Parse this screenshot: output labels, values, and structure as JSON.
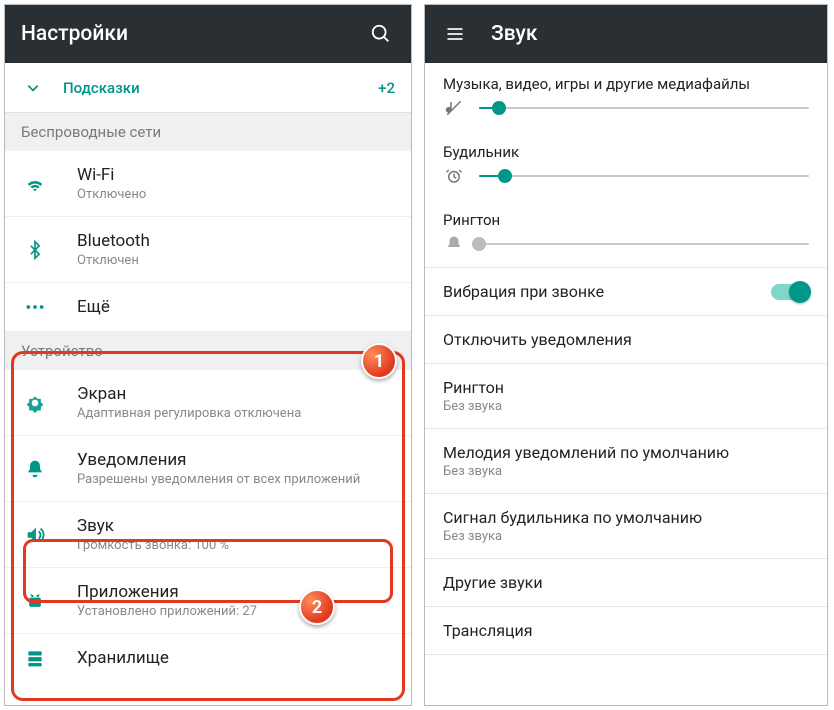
{
  "left": {
    "header_title": "Настройки",
    "hints_label": "Подсказки",
    "hints_count": "+2",
    "section_wireless": "Беспроводные сети",
    "wifi_title": "Wi-Fi",
    "wifi_sub": "Отключено",
    "bt_title": "Bluetooth",
    "bt_sub": "Отключен",
    "more_title": "Ещё",
    "section_device": "Устройство",
    "screen_title": "Экран",
    "screen_sub": "Адаптивная регулировка отключена",
    "notif_title": "Уведомления",
    "notif_sub": "Разрешены уведомления от всех приложений",
    "sound_title": "Звук",
    "sound_sub": "Громкость звонка: 100 %",
    "apps_title": "Приложения",
    "apps_sub": "Установлено приложений: 27",
    "storage_title": "Хранилище"
  },
  "right": {
    "header_title": "Звук",
    "media_label": "Музыка, видео, игры и другие медиафайлы",
    "media_pct": 6,
    "alarm_label": "Будильник",
    "alarm_pct": 8,
    "ringtone_label": "Рингтон",
    "ringtone_pct": 0,
    "vibrate_title": "Вибрация при звонке",
    "dnd_title": "Отключить уведомления",
    "ring_title": "Рингтон",
    "ring_sub": "Без звука",
    "notifsound_title": "Мелодия уведомлений по умолчанию",
    "notifsound_sub": "Без звука",
    "alarmsound_title": "Сигнал будильника по умолчанию",
    "alarmsound_sub": "Без звука",
    "other_title": "Другие звуки",
    "cast_title": "Трансляция"
  },
  "badges": {
    "one": "1",
    "two": "2"
  }
}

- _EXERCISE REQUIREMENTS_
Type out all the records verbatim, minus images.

- _COMPLETED EXERCISE_
Parse this screenshot: output labels, values, and structure as JSON.
{
  "left": {
    "header_title": "Настройки",
    "hints_label": "Подсказки",
    "hints_count": "+2",
    "section_wireless": "Беспроводные сети",
    "wifi_title": "Wi-Fi",
    "wifi_sub": "Отключено",
    "bt_title": "Bluetooth",
    "bt_sub": "Отключен",
    "more_title": "Ещё",
    "section_device": "Устройство",
    "screen_title": "Экран",
    "screen_sub": "Адаптивная регулировка отключена",
    "notif_title": "Уведомления",
    "notif_sub": "Разрешены уведомления от всех приложений",
    "sound_title": "Звук",
    "sound_sub": "Громкость звонка: 100 %",
    "apps_title": "Приложения",
    "apps_sub": "Установлено приложений: 27",
    "storage_title": "Хранилище"
  },
  "right": {
    "header_title": "Звук",
    "media_label": "Музыка, видео, игры и другие медиафайлы",
    "media_pct": 6,
    "alarm_label": "Будильник",
    "alarm_pct": 8,
    "ringtone_label": "Рингтон",
    "ringtone_pct": 0,
    "vibrate_title": "Вибрация при звонке",
    "dnd_title": "Отключить уведомления",
    "ring_title": "Рингтон",
    "ring_sub": "Без звука",
    "notifsound_title": "Мелодия уведомлений по умолчанию",
    "notifsound_sub": "Без звука",
    "alarmsound_title": "Сигнал будильника по умолчанию",
    "alarmsound_sub": "Без звука",
    "other_title": "Другие звуки",
    "cast_title": "Трансляция"
  },
  "badges": {
    "one": "1",
    "two": "2"
  }
}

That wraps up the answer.